Disco’s Revenge – Talk of the House music



The disco boom began in the mid-1970s and reached its peak with the release of the movie “Saturday Night Fever” (released in 1977; in Japan, it was released the following year, 1978), the disco boom became a worldwide phenomenon and reached its peak. This led to the release of disco music one after another by many musicians, including worldwide hits such as “Donna Summer – Hot Stuff” and “Rod Stewart – Da Ya Think I’m Sexy?

Meanwhile, the overheated disco boom and the violent backlash against disco culture (e.g., Disco Demolition Night) led to the rapid decline of disco music at the end of the 1970s.

The Dawn

In the early 1980s, DJ Frankie Knuckles (later called the father of house) from New York, who played at the “Warehouse” club in Chicago (the name of the club would later become the origin of the word house), started using a tape recorder to make it easier for clubgoers to dance. He began playing remixes (re-edits) of disco music at the “Warehouse” by stretching out the intros and breaks of the disco music and adding drum sounds from a Roland TR-909.

Impressed by Frankie Knuckles’ Warehouse sound, young independent musicians began to make disco music-derived sounds (beat-making) with TR-909s, TR-808s, tape recorders, etc., which were not popular at the time and were sold second-hand for a fraction of their cost. This was the beginning of House music. This was the beginning of House music.

Lo-Fi Four 0n The fFloor Superstars

In the 1990s, when hip-hop was entering its golden age with the advent of the MPC, House music also saw the emergence of charismatic musicians using the MPC and SP-1200. Later, especially Lo-Fi House (house with a lo-fi texture; here we call it Lo-Fi House in the broadest sense of the word) was introduced. Theo Parrish and Moodymann, two key figures who would go on to have a major influence on the beatmakers of Lo-Fi House in the broad sense of the term.

Both beatmakers represented Detroit’s underground scene, sampling vintage soul music, jazz, ambient, etc., and using hardware samplers such as the MPC and SP-1200 to create a slightly downbeat, rough, lo-fi sound. These were characterized by a slightly downbeat, rough, lo-fi sound. These were to have a major impact on house music.

Game Changer

In November 2000, House music, a worldwide smash hit, is released. It is the 6th single “One More Time” by the French house duo Daft Punk. The impressive talkbox vocals, sampling from disco music that could be described as a return to their roots, and a music video by Reiji Matsumoto attracted attention and established a firm position in the major music scene.

You needs no explanation about Daft Punk, but it is an artist who has continued to have a profound influence not only on house music, but on dance music as a whole, even after their breakup in 2021.

Internet community

In the 2010s, independent musicians and amateur musicians who do not make music their full-time job began to post their own works on YouTube and other video-sharing sites, activating a community on the Web. The number of opportunities to come into contact with the works of people other than themselves increased overwhelmingly. Musicians with the same musical orientation began to form a core community, which gave birth to a new genre of music.

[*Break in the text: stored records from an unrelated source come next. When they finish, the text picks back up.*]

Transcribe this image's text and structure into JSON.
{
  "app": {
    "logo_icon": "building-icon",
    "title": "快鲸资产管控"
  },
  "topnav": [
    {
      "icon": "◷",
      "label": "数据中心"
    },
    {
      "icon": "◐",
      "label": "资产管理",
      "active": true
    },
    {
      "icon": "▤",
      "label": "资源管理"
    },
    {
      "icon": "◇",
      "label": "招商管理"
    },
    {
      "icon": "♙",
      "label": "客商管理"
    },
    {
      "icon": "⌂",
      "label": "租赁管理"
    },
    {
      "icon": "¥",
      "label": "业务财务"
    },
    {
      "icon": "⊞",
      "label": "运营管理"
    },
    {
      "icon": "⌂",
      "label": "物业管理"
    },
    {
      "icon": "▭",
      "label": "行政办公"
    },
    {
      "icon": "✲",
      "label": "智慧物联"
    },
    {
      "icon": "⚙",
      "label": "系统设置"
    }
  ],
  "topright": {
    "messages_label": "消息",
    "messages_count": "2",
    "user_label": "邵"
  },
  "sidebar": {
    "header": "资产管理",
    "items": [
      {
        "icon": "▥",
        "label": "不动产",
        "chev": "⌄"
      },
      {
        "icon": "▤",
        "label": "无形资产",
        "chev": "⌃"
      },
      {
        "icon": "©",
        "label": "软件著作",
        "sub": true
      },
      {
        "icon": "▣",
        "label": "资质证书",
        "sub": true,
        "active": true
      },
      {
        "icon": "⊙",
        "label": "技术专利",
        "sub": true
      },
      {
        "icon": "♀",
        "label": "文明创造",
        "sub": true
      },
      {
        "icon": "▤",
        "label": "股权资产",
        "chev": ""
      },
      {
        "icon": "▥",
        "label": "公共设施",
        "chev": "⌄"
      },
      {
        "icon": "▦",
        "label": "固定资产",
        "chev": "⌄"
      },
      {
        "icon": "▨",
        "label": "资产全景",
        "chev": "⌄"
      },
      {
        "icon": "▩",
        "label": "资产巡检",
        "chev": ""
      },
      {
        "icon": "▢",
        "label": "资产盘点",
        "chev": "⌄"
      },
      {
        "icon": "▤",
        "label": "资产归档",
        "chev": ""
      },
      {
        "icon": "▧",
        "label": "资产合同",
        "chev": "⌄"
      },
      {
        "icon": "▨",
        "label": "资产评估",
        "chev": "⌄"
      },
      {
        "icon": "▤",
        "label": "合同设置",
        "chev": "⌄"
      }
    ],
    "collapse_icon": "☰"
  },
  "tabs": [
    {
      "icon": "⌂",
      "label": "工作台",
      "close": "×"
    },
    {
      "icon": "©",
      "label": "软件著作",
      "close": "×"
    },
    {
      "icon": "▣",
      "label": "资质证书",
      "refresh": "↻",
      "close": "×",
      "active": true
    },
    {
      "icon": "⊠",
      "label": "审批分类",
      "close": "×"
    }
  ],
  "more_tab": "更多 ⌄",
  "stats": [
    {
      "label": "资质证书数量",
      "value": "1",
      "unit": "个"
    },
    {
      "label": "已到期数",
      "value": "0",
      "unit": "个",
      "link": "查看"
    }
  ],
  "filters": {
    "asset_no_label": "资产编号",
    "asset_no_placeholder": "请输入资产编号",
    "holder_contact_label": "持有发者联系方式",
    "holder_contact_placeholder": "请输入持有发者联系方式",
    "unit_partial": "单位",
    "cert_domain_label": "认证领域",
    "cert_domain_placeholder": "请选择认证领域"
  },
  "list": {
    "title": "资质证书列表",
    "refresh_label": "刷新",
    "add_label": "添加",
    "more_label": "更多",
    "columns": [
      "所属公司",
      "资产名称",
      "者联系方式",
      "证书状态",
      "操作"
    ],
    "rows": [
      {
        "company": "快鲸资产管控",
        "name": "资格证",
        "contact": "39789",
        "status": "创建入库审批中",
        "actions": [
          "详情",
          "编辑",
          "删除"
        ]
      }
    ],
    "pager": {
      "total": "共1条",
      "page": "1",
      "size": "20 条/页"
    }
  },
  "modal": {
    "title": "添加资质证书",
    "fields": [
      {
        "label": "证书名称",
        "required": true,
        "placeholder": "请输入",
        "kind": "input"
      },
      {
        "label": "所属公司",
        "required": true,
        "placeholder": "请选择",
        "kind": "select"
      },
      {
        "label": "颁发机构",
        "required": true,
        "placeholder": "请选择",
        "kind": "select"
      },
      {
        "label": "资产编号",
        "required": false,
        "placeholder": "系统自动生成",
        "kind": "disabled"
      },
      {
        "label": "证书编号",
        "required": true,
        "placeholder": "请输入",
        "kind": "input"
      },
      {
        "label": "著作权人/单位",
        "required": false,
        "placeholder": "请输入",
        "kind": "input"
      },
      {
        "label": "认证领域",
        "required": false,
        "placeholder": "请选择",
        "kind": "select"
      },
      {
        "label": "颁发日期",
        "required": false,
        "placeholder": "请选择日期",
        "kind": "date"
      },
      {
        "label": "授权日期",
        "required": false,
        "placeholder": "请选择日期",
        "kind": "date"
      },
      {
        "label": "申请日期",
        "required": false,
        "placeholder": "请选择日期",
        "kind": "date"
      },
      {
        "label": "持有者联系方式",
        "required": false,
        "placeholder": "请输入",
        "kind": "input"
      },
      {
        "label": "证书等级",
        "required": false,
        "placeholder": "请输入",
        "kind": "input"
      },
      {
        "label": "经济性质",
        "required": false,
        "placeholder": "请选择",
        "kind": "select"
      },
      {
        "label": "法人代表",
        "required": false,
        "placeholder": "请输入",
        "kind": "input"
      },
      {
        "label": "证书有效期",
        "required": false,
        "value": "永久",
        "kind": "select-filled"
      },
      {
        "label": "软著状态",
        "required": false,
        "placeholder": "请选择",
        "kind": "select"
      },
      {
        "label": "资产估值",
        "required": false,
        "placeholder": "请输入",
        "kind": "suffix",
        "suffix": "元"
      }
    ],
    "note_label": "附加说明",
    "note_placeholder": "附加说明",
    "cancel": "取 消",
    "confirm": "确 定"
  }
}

Lofi hip hop, Vaporwave, and others have emerged from music communities on the Web through such processes. The development of such Internet music, especially beat music such as Lofi hip hop and Vaporwave, can be attributed to the tide of access to vast amounts of music through websites, the increasing performance of DAW software, and the personal, easy-to-use, inexpensive sampler SP-404 SX, a personal, easy-to-use, and inexpensive sampler.

Daft Punk-inspired musicians from the Vaporwave community began posting on the Web site four-beat beats sampling Japanese anime and city pop, especially 1980s Japanese idol pop, which became well received.

Future Funk, which samples Japanese anime lines and city pop music in its entirety and incorporates many elements of house music, has triggered the recent city pop boom and spawned such generally recognized stars as “Macross 82-99” and “Night Tempo.

Perhaps the place where cutting-edge music is born has replaced the clubs with Internet communities.

House music has branched out into various subgenres since its birth and continues to evolve today, but the euphoric feeling it gives to listeners and dancers will continue for many years to come, thanks to the repetitive kick drum four-punching that is the most distinctive feature inherited from disco music.

The House is the disco’s revenge.

Frankie Knuckles

Revenge is a dish that tastes better when it’s cold.

An old saying in France.